In May 2014, the FASB issued ASU No. 2014-09 Revenue from Contracts with Customers (“ASU 2014-09”). ASU 2014-09 provides a single principles-based, five-step model to be applied to all contracts with customers. The five steps are to (i) identify the contracts with the customer, (ii) identify the performance obligations in the contact, (iii) determine the transaction price, (iv) allocate the transaction price to the performance obligations in the contract and (v) recognize revenue when each performance obligation is satisfied. Revenue will be recognized when promised goods or services are transferred to the customer in an amount that reflects the consideration expected in exchange for those goods or services. In July 2015, the FASB agreed to delay the effective date of ASU 2014-09 for one year and to permit early adoption by entities as of the original effective dates. Considering the one year deferral, ASU 2014-09 will be effective for the Company beginning on January 1, 2018 and the standard allows for either full retrospective adoption or modified retrospective adoption. The Company is continuing to evaluate the impact that the adoption of this guidance will have on our financial condition, results of operations and the presentation of our financial statements, but currently does not expect the adoption to be material to our consolidated financial statements.

31


 

Results of Operations.

Amounts in thousands, except percentage data

 

 

 

Year to Date Ended

 

 

 

December 31,

2016

 

 

December 31,

2015

 

 

December 31,

2014

 

Net sales

 

$

708,906

 

 

$

746,652

 

 

$

819,817

 

Cost of sales

 

 

486,774

 

 

 

518,189

 

 

 

570,948

 

Gross profit

 

 

222,132

 

 

 

228,463

 

 

 

248,869

 

Gross profit percentage

 

 

31.3

%

 

 

30.6

%

 

 

30.4

%

Selling, general and administrative expenses

 

 

140,492

 

 

 

139,217

 

 

 

156,471

 

Research and development expenses

 

 

17,677

 

 

 

17,818

 

 

 

15,522

 

Impairment of Intangible Assets

 

 

6,568

 

 

 

 

 

 

 

Restructuring costs

 

 

9,849

 

 

 

7,214

 

 

 

1,767

 

Income from operations

 

 

47,546

 

 

 

64,214

 

 

 

75,109

 

Interest expense, net

 

 

11,679

 

 

 

12,164

 

 

 

11,994

 

Loss on extinguishment of debt

 

 

1,989

 

 

 

 

 

 

 

Other non-operating (income) expense, net

 

 

(7

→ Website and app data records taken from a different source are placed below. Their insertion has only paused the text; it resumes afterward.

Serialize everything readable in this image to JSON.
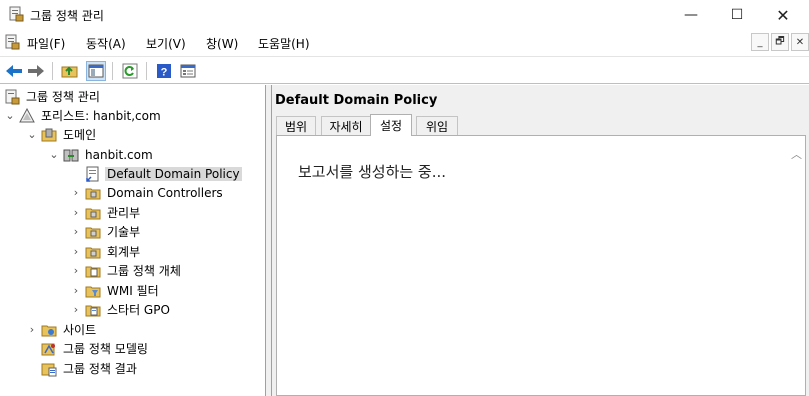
{
  "window": {
    "title": "그룹 정책 관리",
    "app_icon": "gpmc-icon",
    "controls": {
      "minimize": "—",
      "maximize": "☐",
      "close": "✕"
    }
  },
  "menubar": {
    "items": [
      "파일(F)",
      "동작(A)",
      "보기(V)",
      "창(W)",
      "도움말(H)"
    ],
    "mdi_controls": [
      "_",
      "🗗",
      "✕"
    ]
  },
  "toolbar": {
    "buttons": [
      "back-icon",
      "forward-icon",
      "up-folder-icon",
      "show-hide-tree-icon",
      "refresh-icon",
      "help-icon",
      "properties-icon"
    ]
  },
  "tree": {
    "root": "그룹 정책 관리",
    "forest": "포리스트: hanbit,com",
    "domains": "도메인",
    "domain": "hanbit.com",
    "items": [
      "Default Domain Policy",
      "Domain Controllers",
      "관리부",
      "기술부",
      "회계부",
      "그룹 정책 개체",
      "WMI 필터",
      "스타터 GPO"
    ],
    "sites": "사이트",
    "modeling": "그룹 정책 모델링",
    "results": "그룹 정책 결과"
  },
  "details": {
    "heading": "Default Domain Policy",
    "tabs": [
      "범위",
      "자세히",
      "설정",
      "위임"
    ],
    "active_tab": "설정",
    "message": "보고서를 생성하는 중..."
  },
  "colors": {
    "selection": "#d9d9d9",
    "back_arrow": "#1a73c8",
    "forward_arrow": "#6d6d6d",
    "folder": "#e8c25a"
  }
}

)

 

 

963

 

 

 

(3

)

Income before income taxes

 

 

33,885

 

 

 

51,087

 

 

 

63,118

 

Provision for income taxes

 

 

8,745

 

 

 

15,744

 

 

 

22,936

 

Net income

 

 

25,140

 

 

 

35,343

 

 

 

40,182

 

Net loss (income) attributable to non-controlling interest

 

 

 

 

 

63

 

 

 

(15

)

Net income attributable to Altra Industrial Motion Corp.

 

$

25,140

 

 

$

35,406

 

 

$

40,167

 

 

Segment Performance.

Amounts in thousands, except percentage data

 

 

 

Years Ended

December 31,

 

 

 

2016